Let’s start with his past. Since debuting with the Toronto Blue Jays in 2018, Borucki has had two successful years in MLB. That year, he went 4-6 with a 3.87 ERA in under 98 innings as a starter, but finished in the bottom one percent of the league as hitters averaged a max exit velocity of 120 miles per hour.

His next-best season came in 2020 where he allowed just five earned runs in 16 innings of work. Keep in mind, though, that these numbers could be skewed given the unusual nature of the COVID-affected season.

Then, after a few rough years with Toronto and Seattle, Borucki earned a chance with the Pirates this season and has been, for lack of a better term, lights out as a middle reliever and as an opener.

Due to his success, he was even granted an opportunity to close out a game for the first time

As of Sept. 14, Borucki is 2-0 with a 2.86 ERA and an ERA+ of 160 in just under 35 innings with the Pirates and has been used in a multitude of roles, such as an opener and a high-leverage guy.

So far, it’s panned out well for him.

One of the biggest factors towards his success was the incorporation of a “sweeper” into his pitch arsenal. While he’s only used it 12 percent of the time, opposing players have hit just .101 against it this season.

Borucki has also leaned on using his slider more often in games. In 2022, opposing hitters hit .242 against it but posted a mere .222 average this season. Consequently, he’s relied on his sinker less which, despite being his fastest option, has been hit around heavily this year.

Another interesting fact about Borucki this season: he’s cut his barrel percentage in half from last season, taking it from 10.4 to 5.3 percent.

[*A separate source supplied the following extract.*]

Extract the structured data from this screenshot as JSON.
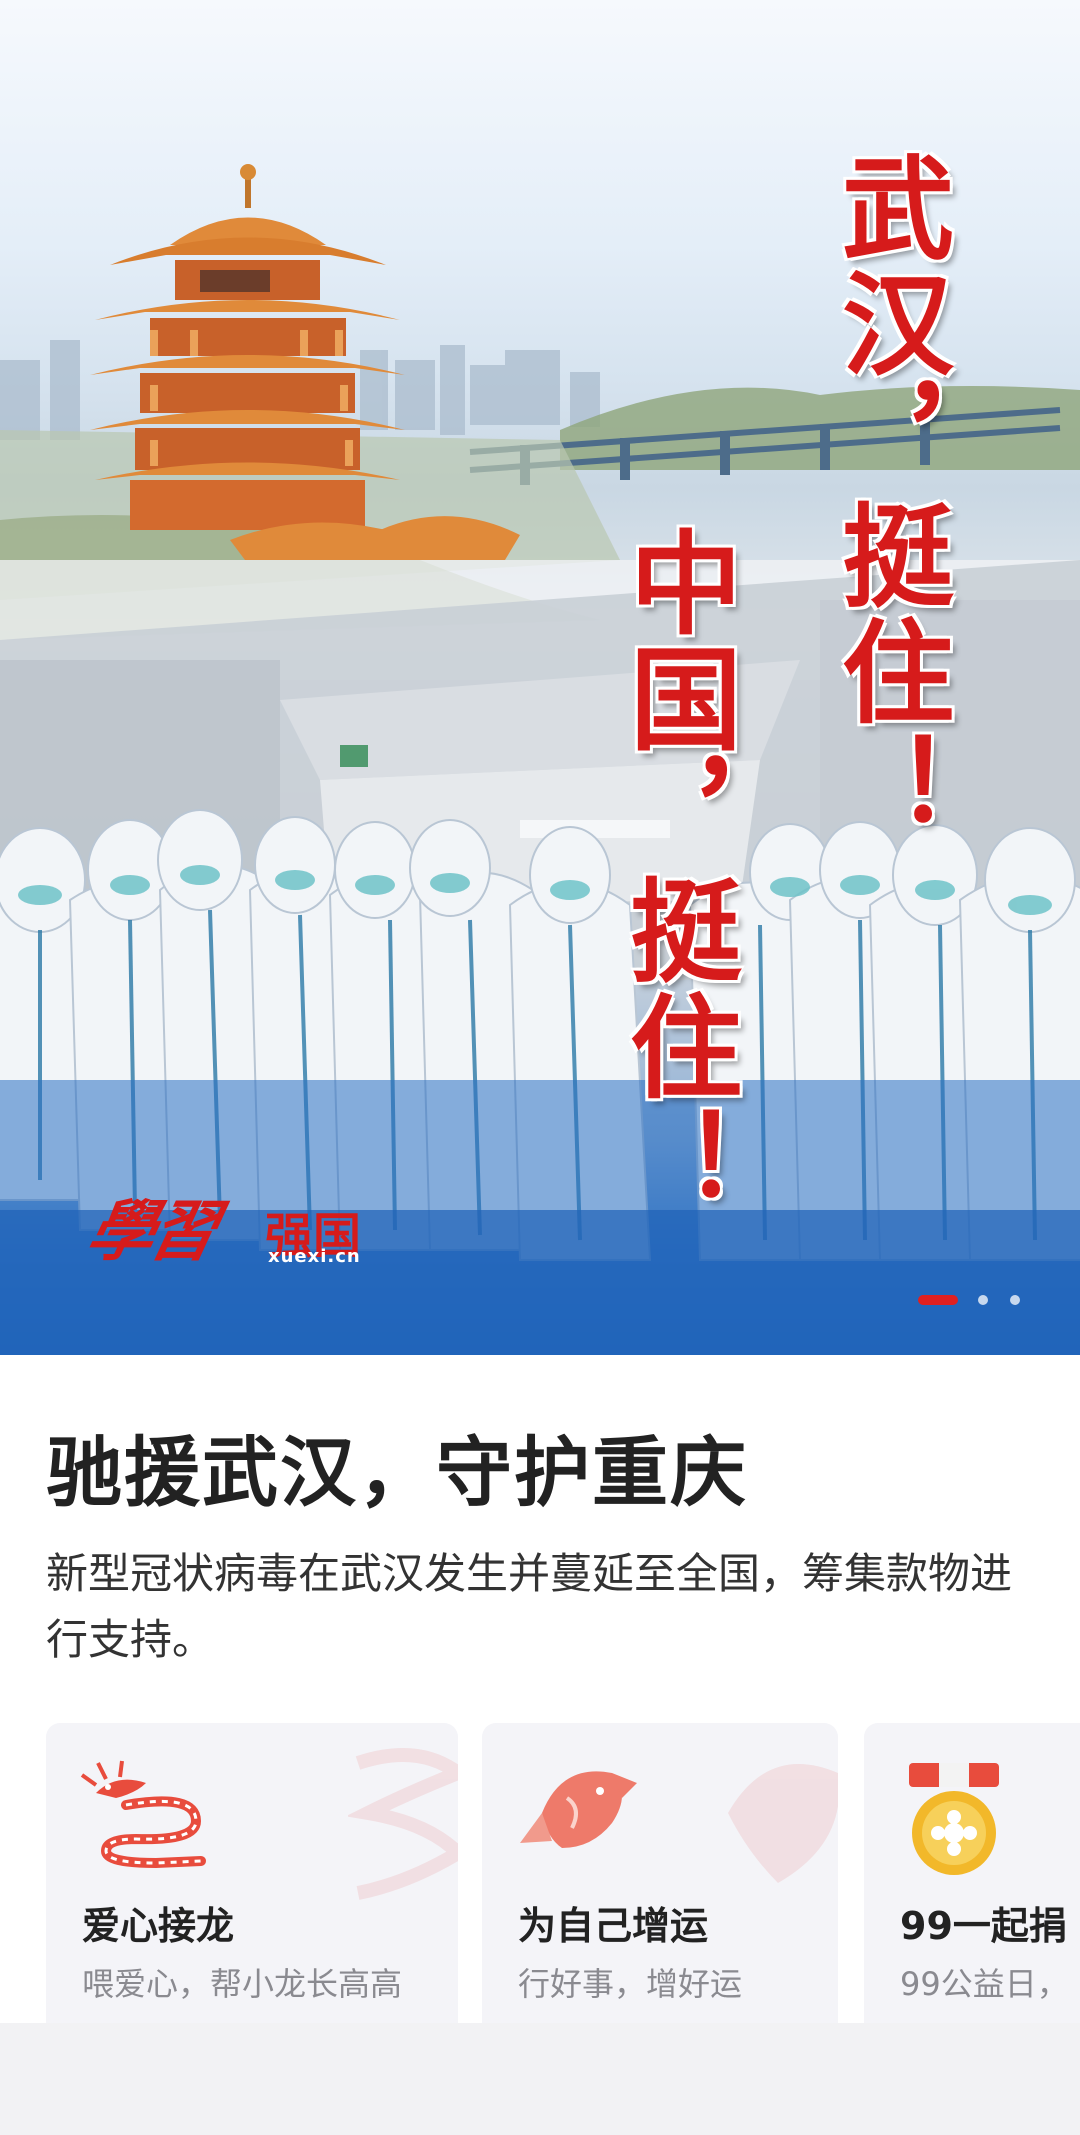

Borucki seems like a Tony Watson-esque type of reliever, if he can sustain this success. Like Watson, he focuses on break rather than velocity. Contact rather than blowing pitches by opposing hitters. And while he may not be the primary setup option of the future, he’s surely earned at least another cup of coffee with the Pirates next season.